BEGIN TASK DATA
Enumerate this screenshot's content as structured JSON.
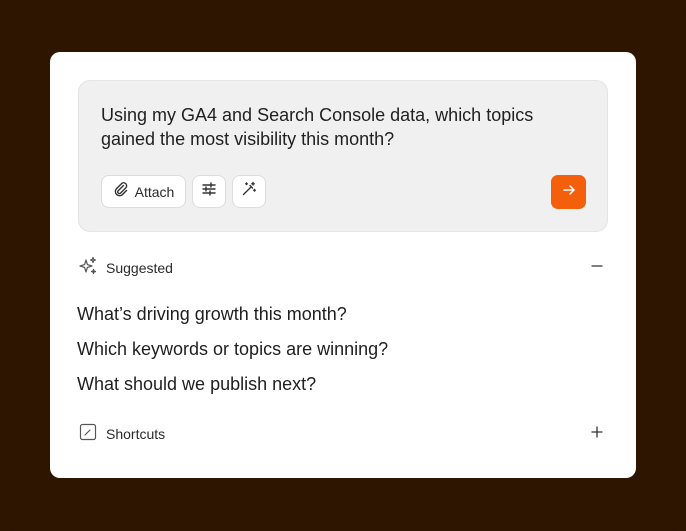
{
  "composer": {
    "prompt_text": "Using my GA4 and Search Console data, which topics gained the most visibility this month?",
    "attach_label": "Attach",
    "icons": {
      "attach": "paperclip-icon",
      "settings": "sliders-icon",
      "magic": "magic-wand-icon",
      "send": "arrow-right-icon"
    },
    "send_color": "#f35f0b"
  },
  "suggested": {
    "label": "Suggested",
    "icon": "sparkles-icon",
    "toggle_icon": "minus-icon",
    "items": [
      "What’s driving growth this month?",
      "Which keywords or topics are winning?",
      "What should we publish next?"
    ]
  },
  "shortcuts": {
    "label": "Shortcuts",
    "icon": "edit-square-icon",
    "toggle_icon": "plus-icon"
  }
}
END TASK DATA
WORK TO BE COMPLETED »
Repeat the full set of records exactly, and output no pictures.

WRITTEN SOLUTION »
Enumerate this screenshot's content as structured JSON.
{
  "composer": {
    "prompt_text": "Using my GA4 and Search Console data, which topics gained the most visibility this month?",
    "attach_label": "Attach",
    "icons": {
      "attach": "paperclip-icon",
      "settings": "sliders-icon",
      "magic": "magic-wand-icon",
      "send": "arrow-right-icon"
    },
    "send_color": "#f35f0b"
  },
  "suggested": {
    "label": "Suggested",
    "icon": "sparkles-icon",
    "toggle_icon": "minus-icon",
    "items": [
      "What’s driving growth this month?",
      "Which keywords or topics are winning?",
      "What should we publish next?"
    ]
  },
  "shortcuts": {
    "label": "Shortcuts",
    "icon": "edit-square-icon",
    "toggle_icon": "plus-icon"
  }
}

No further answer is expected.